As you are all aware, you can find “lady in white” ghost stories anywhere and everywhere you look. This week, I thought I might share one from my current home state of North Dakota. In Walhalla, ND, there is a tale of a woman in a white flannel nightgown walking the dusty road long after her death. Join me on a trip down White Lady Lane.
Anna Story was a fifteen-year-old girl living with her mother and two brothers, aged 8 and 11, in a little shack by a railroad track near Leyden, ND. According to the official story, Anna drew the attention of Sam Kalil, a peddler of pots, pans, and other household items. Her mother, not keen on the older man’s affection for her daughter, managed to make a deal with him. She offered her daughter’s hand in marriage when she turned sixteen if he allowed her to take whatever she wanted from his wagon. Sam agreed and allowed her access to all his wagon carried.
When Sam returned a year later to claim his bride, Mrs. Story refused to honor her part of the bargain and showed him the door instead of her daughter. Angry at being denied his promised bride, Sam drew his gun and shot Anna in the chest. Mrs. Story was shot in the jaw as she attempted to protect her daughter. Anna’s brothers escaped through a window and ran for help. Sam, fully realizing the gravity of what he’d done, pointed the gun to his head and pulled the trigger. Unfortunately, it failed to fire, so he resorted to using his pocket knife to try and slit his own throat. This attempt also failed as the blade was not sharp to cut deep into the flesh. He surrendered to authorities without a fight when they arrived.
Mrs. Story’s jaw was broken from the bullet and still had a dent after it healed. Sam Kalil was convicted of murder and sentenced to life in Bismarck State Prison.

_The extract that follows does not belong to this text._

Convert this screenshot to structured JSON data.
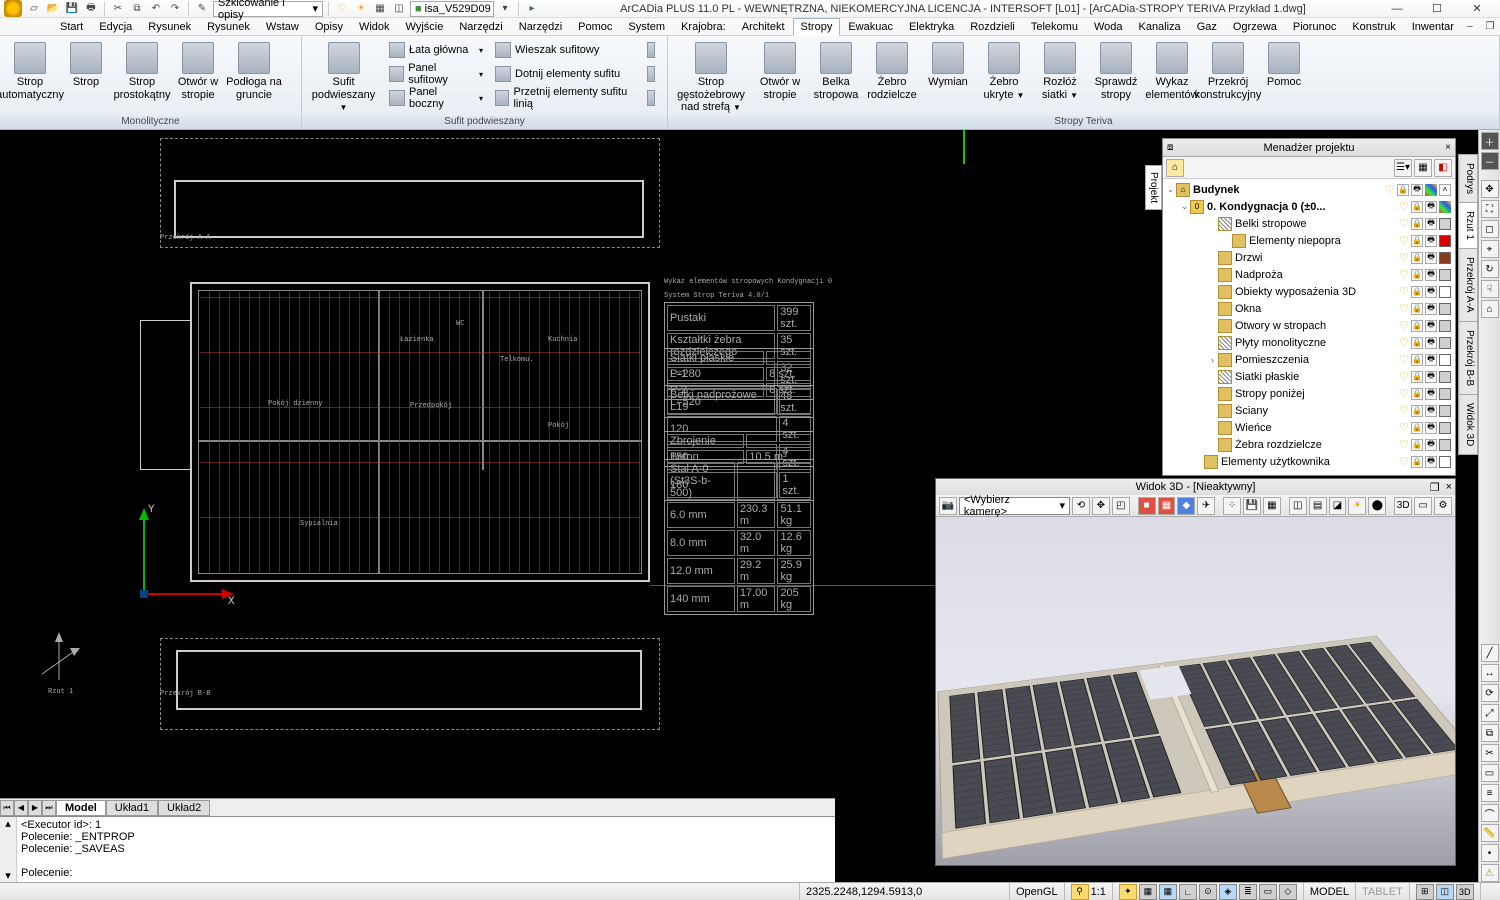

At the age of seventy-one, Sam was released from prison into the care of relatives in neighboring Minnesota after serving only ten years. Anna’s body lay dead and buried but perhaps not her spirit. Every Halloween, she is reported to walk through a muddy bog named Eddie’s Bridge in the same white nightgown she died in, searching for something she has yet to find.
Although the details of the murder reported in the newspapers of the time match this version of the story, it has not stopped other legends of Anna from being created. One has her becoming pregnant out of wedlock, forced to marry Sam, and then hanging herself when she lost the baby. Another has Sam taking advantage of her on the same road she now haunts.
I will admit, I have only recently been made aware of this tragic tale but am making plans on taking a drive down White Lady Lane one Halloween soon. I don’t know whether I’ll see Anna, but I hope to. If so, I’ll be sure to let you know so you might plan a trip of your own.
Until next time, Addicts.